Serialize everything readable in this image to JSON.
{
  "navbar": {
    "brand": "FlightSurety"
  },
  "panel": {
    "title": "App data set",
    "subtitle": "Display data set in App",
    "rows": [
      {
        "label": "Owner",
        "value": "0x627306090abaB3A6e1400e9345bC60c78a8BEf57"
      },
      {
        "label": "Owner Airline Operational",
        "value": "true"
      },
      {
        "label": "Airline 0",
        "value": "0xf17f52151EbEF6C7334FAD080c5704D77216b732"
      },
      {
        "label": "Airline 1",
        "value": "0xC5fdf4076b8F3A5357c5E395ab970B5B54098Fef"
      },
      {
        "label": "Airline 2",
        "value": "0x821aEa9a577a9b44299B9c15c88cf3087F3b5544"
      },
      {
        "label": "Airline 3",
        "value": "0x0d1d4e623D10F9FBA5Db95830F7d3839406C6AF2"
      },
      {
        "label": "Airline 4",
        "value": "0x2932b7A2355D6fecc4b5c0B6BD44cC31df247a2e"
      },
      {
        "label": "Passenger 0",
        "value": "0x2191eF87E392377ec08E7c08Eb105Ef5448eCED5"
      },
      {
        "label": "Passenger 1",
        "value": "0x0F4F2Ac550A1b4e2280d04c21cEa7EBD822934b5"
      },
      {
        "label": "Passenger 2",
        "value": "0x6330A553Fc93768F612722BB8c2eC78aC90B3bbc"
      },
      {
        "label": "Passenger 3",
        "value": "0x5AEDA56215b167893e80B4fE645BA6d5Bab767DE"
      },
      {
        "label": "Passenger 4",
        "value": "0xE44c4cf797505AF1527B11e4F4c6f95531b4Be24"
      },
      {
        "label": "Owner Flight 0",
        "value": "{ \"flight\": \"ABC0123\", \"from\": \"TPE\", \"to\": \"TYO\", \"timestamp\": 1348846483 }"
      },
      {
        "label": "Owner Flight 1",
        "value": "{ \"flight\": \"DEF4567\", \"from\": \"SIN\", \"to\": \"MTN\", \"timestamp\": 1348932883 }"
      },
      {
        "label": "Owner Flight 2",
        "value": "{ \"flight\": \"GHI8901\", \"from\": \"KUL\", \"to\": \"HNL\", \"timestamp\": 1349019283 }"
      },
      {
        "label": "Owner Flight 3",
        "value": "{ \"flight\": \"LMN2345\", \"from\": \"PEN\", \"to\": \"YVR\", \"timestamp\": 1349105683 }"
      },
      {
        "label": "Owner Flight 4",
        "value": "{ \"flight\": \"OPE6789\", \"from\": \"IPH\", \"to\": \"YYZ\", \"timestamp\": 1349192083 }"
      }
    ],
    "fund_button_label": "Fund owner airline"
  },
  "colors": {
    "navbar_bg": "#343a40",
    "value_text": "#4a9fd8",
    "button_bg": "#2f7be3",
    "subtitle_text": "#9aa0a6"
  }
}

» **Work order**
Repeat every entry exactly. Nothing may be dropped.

» **Result**
Serialize everything readable in this image to JSON.
{
  "navbar": {
    "brand": "FlightSurety"
  },
  "panel": {
    "title": "App data set",
    "subtitle": "Display data set in App",
    "rows": [
      {
        "label": "Owner",
        "value": "0x627306090abaB3A6e1400e9345bC60c78a8BEf57"
      },
      {
        "label": "Owner Airline Operational",
        "value": "true"
      },
      {
        "label": "Airline 0",
        "value": "0xf17f52151EbEF6C7334FAD080c5704D77216b732"
      },
      {
        "label": "Airline 1",
        "value": "0xC5fdf4076b8F3A5357c5E395ab970B5B54098Fef"
      },
      {
        "label": "Airline 2",
        "value": "0x821aEa9a577a9b44299B9c15c88cf3087F3b5544"
      },
      {
        "label": "Airline 3",
        "value": "0x0d1d4e623D10F9FBA5Db95830F7d3839406C6AF2"
      },
      {
        "label": "Airline 4",
        "value": "0x2932b7A2355D6fecc4b5c0B6BD44cC31df247a2e"
      },
      {
        "label": "Passenger 0",
        "value": "0x2191eF87E392377ec08E7c08Eb105Ef5448eCED5"
      },
      {
        "label": "Passenger 1",
        "value": "0x0F4F2Ac550A1b4e2280d04c21cEa7EBD822934b5"
      },
      {
        "label": "Passenger 2",
        "value": "0x6330A553Fc93768F612722BB8c2eC78aC90B3bbc"
      },
      {
        "label": "Passenger 3",
        "value": "0x5AEDA56215b167893e80B4fE645BA6d5Bab767DE"
      },
      {
        "label": "Passenger 4",
        "value": "0xE44c4cf797505AF1527B11e4F4c6f95531b4Be24"
      },
      {
        "label": "Owner Flight 0",
        "value": "{ \"flight\": \"ABC0123\", \"from\": \"TPE\", \"to\": \"TYO\", \"timestamp\": 1348846483 }"
      },
      {
        "label": "Owner Flight 1",
        "value": "{ \"flight\": \"DEF4567\", \"from\": \"SIN\", \"to\": \"MTN\", \"timestamp\": 1348932883 }"
      },
      {
        "label": "Owner Flight 2",
        "value": "{ \"flight\": \"GHI8901\", \"from\": \"KUL\", \"to\": \"HNL\", \"timestamp\": 1349019283 }"
      },
      {
        "label": "Owner Flight 3",
        "value": "{ \"flight\": \"LMN2345\", \"from\": \"PEN\", \"to\": \"YVR\", \"timestamp\": 1349105683 }"
      },
      {
        "label": "Owner Flight 4",
        "value": "{ \"flight\": \"OPE6789\", \"from\": \"IPH\", \"to\": \"YYZ\", \"timestamp\": 1349192083 }"
      }
    ],
    "fund_button_label": "Fund owner airline"
  },
  "colors": {
    "navbar_bg": "#343a40",
    "value_text": "#4a9fd8",
    "button_bg": "#2f7be3",
    "subtitle_text": "#9aa0a6"
  }
}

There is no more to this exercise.